[[ INPUT RECORDS open ]]

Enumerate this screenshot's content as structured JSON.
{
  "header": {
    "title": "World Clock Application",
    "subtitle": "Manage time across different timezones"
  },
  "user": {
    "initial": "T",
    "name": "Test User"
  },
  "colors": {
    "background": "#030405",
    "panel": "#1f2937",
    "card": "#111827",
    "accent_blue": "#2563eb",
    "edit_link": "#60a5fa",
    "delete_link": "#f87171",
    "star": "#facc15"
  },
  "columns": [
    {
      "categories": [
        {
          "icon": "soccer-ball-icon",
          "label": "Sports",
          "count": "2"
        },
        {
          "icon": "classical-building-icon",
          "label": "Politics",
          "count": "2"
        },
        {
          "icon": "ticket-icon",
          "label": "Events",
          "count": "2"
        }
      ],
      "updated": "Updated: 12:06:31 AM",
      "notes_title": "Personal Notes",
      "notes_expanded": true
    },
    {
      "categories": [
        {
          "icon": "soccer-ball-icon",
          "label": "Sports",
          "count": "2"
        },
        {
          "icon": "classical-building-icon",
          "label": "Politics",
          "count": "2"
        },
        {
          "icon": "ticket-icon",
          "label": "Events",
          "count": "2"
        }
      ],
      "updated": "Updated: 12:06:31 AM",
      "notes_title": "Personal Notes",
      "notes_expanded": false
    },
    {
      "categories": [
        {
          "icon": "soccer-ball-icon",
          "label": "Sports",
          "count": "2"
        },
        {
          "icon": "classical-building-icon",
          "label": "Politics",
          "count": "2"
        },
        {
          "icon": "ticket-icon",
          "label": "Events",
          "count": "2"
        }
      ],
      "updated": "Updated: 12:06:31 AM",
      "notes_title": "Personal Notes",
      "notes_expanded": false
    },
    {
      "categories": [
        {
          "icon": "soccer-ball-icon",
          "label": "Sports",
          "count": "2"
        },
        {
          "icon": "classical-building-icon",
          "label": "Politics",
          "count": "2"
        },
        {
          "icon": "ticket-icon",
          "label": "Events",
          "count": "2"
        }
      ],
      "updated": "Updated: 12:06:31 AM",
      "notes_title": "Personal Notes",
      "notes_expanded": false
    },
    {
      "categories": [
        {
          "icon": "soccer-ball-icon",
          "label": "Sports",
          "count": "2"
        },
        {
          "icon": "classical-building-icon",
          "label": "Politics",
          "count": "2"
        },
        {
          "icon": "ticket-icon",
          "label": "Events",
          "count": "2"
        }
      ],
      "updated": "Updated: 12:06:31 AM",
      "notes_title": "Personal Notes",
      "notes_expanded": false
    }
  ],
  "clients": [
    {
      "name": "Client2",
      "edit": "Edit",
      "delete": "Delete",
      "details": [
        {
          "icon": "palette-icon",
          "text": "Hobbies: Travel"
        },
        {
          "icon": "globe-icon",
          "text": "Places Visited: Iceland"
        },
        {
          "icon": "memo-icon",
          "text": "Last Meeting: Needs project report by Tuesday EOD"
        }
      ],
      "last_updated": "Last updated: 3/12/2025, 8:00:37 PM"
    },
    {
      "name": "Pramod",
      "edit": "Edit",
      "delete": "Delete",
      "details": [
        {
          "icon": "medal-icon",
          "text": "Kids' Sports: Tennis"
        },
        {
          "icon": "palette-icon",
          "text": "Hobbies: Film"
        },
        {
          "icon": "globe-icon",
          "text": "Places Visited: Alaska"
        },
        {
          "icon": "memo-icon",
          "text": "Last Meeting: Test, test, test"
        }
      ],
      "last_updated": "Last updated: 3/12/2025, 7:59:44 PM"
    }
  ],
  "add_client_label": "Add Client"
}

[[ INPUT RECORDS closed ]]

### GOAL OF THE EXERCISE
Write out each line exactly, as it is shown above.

### SOLVED PROBLEM
Enumerate this screenshot's content as structured JSON.
{
  "header": {
    "title": "World Clock Application",
    "subtitle": "Manage time across different timezones"
  },
  "user": {
    "initial": "T",
    "name": "Test User"
  },
  "colors": {
    "background": "#030405",
    "panel": "#1f2937",
    "card": "#111827",
    "accent_blue": "#2563eb",
    "edit_link": "#60a5fa",
    "delete_link": "#f87171",
    "star": "#facc15"
  },
  "columns": [
    {
      "categories": [
        {
          "icon": "soccer-ball-icon",
          "label": "Sports",
          "count": "2"
        },
        {
          "icon": "classical-building-icon",
          "label": "Politics",
          "count": "2"
        },
        {
          "icon": "ticket-icon",
          "label": "Events",
          "count": "2"
        }
      ],
      "updated": "Updated: 12:06:31 AM",
      "notes_title": "Personal Notes",
      "notes_expanded": true
    },
    {
      "categories": [
        {
          "icon": "soccer-ball-icon",
          "label": "Sports",
          "count": "2"
        },
        {
          "icon": "classical-building-icon",
          "label": "Politics",
          "count": "2"
        },
        {
          "icon": "ticket-icon",
          "label": "Events",
          "count": "2"
        }
      ],
      "updated": "Updated: 12:06:31 AM",
      "notes_title": "Personal Notes",
      "notes_expanded": false
    },
    {
      "categories": [
        {
          "icon": "soccer-ball-icon",
          "label": "Sports",
          "count": "2"
        },
        {
          "icon": "classical-building-icon",
          "label": "Politics",
          "count": "2"
        },
        {
          "icon": "ticket-icon",
          "label": "Events",
          "count": "2"
        }
      ],
      "updated": "Updated: 12:06:31 AM",
      "notes_title": "Personal Notes",
      "notes_expanded": false
    },
    {
      "categories": [
        {
          "icon": "soccer-ball-icon",
          "label": "Sports",
          "count": "2"
        },
        {
          "icon": "classical-building-icon",
          "label": "Politics",
          "count": "2"
        },
        {
          "icon": "ticket-icon",
          "label": "Events",
          "count": "2"
        }
      ],
      "updated": "Updated: 12:06:31 AM",
      "notes_title": "Personal Notes",
      "notes_expanded": false
    },
    {
      "categories": [
        {
          "icon": "soccer-ball-icon",
          "label": "Sports",
          "count": "2"
        },
        {
          "icon": "classical-building-icon",
          "label": "Politics",
          "count": "2"
        },
        {
          "icon": "ticket-icon",
          "label": "Events",
          "count": "2"
        }
      ],
      "updated": "Updated: 12:06:31 AM",
      "notes_title": "Personal Notes",
      "notes_expanded": false
    }
  ],
  "clients": [
    {
      "name": "Client2",
      "edit": "Edit",
      "delete": "Delete",
      "details": [
        {
          "icon": "palette-icon",
          "text": "Hobbies: Travel"
        },
        {
          "icon": "globe-icon",
          "text": "Places Visited: Iceland"
        },
        {
          "icon": "memo-icon",
          "text": "Last Meeting: Needs project report by Tuesday EOD"
        }
      ],
      "last_updated": "Last updated: 3/12/2025, 8:00:37 PM"
    },
    {
      "name": "Pramod",
      "edit": "Edit",
      "delete": "Delete",
      "details": [
        {
          "icon": "medal-icon",
          "text": "Kids' Sports: Tennis"
        },
        {
          "icon": "palette-icon",
          "text": "Hobbies: Film"
        },
        {
          "icon": "globe-icon",
          "text": "Places Visited: Alaska"
        },
        {
          "icon": "memo-icon",
          "text": "Last Meeting: Test, test, test"
        }
      ],
      "last_updated": "Last updated: 3/12/2025, 7:59:44 PM"
    }
  ],
  "add_client_label": "Add Client"
}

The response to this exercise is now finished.